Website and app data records
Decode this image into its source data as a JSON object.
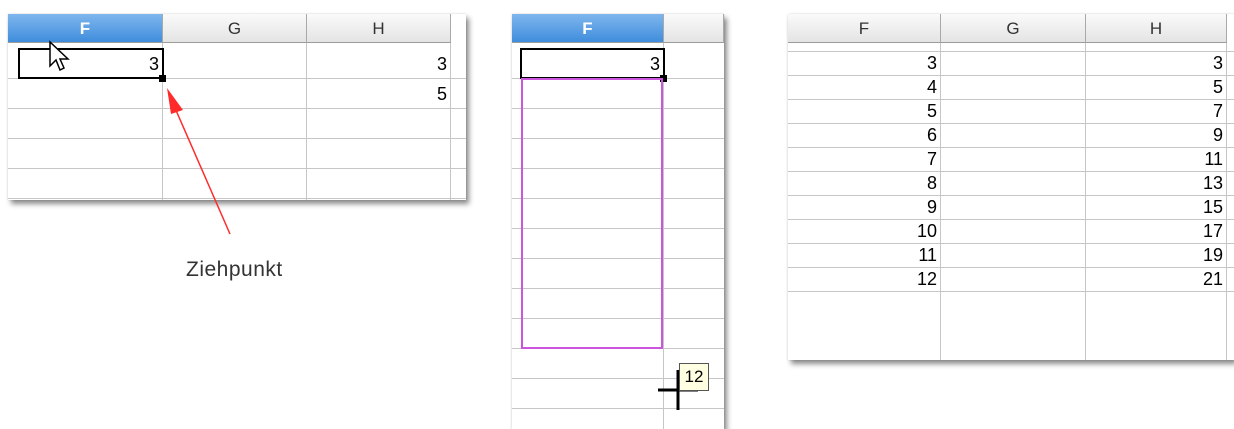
{
  "panel1": {
    "columns": [
      "F",
      "G",
      "H"
    ],
    "f1": "3",
    "h1": "3",
    "h2": "5",
    "caption": "Ziehpunkt"
  },
  "panel2": {
    "column": "F",
    "f1": "3",
    "tooltip": "12"
  },
  "panel3": {
    "columns": [
      "F",
      "G",
      "H"
    ],
    "rows": [
      {
        "f": "3",
        "g": "",
        "h": "3"
      },
      {
        "f": "4",
        "g": "",
        "h": "5"
      },
      {
        "f": "5",
        "g": "",
        "h": "7"
      },
      {
        "f": "6",
        "g": "",
        "h": "9"
      },
      {
        "f": "7",
        "g": "",
        "h": "11"
      },
      {
        "f": "8",
        "g": "",
        "h": "13"
      },
      {
        "f": "9",
        "g": "",
        "h": "15"
      },
      {
        "f": "10",
        "g": "",
        "h": "17"
      },
      {
        "f": "11",
        "g": "",
        "h": "19"
      },
      {
        "f": "12",
        "g": "",
        "h": "21"
      }
    ]
  },
  "colors": {
    "selected_header": "#4a90e2",
    "autofill_border": "#cc55dd",
    "arrow": "#ff2a2a"
  },
  "icons": [
    "mouse-pointer-icon",
    "crosshair-cursor-icon"
  ]
}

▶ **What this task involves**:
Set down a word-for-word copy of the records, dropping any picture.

▶ **Answer section**:
Decode this image into its source data as a JSON object.
{
  "panel1": {
    "columns": [
      "F",
      "G",
      "H"
    ],
    "f1": "3",
    "h1": "3",
    "h2": "5",
    "caption": "Ziehpunkt"
  },
  "panel2": {
    "column": "F",
    "f1": "3",
    "tooltip": "12"
  },
  "panel3": {
    "columns": [
      "F",
      "G",
      "H"
    ],
    "rows": [
      {
        "f": "3",
        "g": "",
        "h": "3"
      },
      {
        "f": "4",
        "g": "",
        "h": "5"
      },
      {
        "f": "5",
        "g": "",
        "h": "7"
      },
      {
        "f": "6",
        "g": "",
        "h": "9"
      },
      {
        "f": "7",
        "g": "",
        "h": "11"
      },
      {
        "f": "8",
        "g": "",
        "h": "13"
      },
      {
        "f": "9",
        "g": "",
        "h": "15"
      },
      {
        "f": "10",
        "g": "",
        "h": "17"
      },
      {
        "f": "11",
        "g": "",
        "h": "19"
      },
      {
        "f": "12",
        "g": "",
        "h": "21"
      }
    ]
  },
  "colors": {
    "selected_header": "#4a90e2",
    "autofill_border": "#cc55dd",
    "arrow": "#ff2a2a"
  },
  "icons": [
    "mouse-pointer-icon",
    "crosshair-cursor-icon"
  ]
}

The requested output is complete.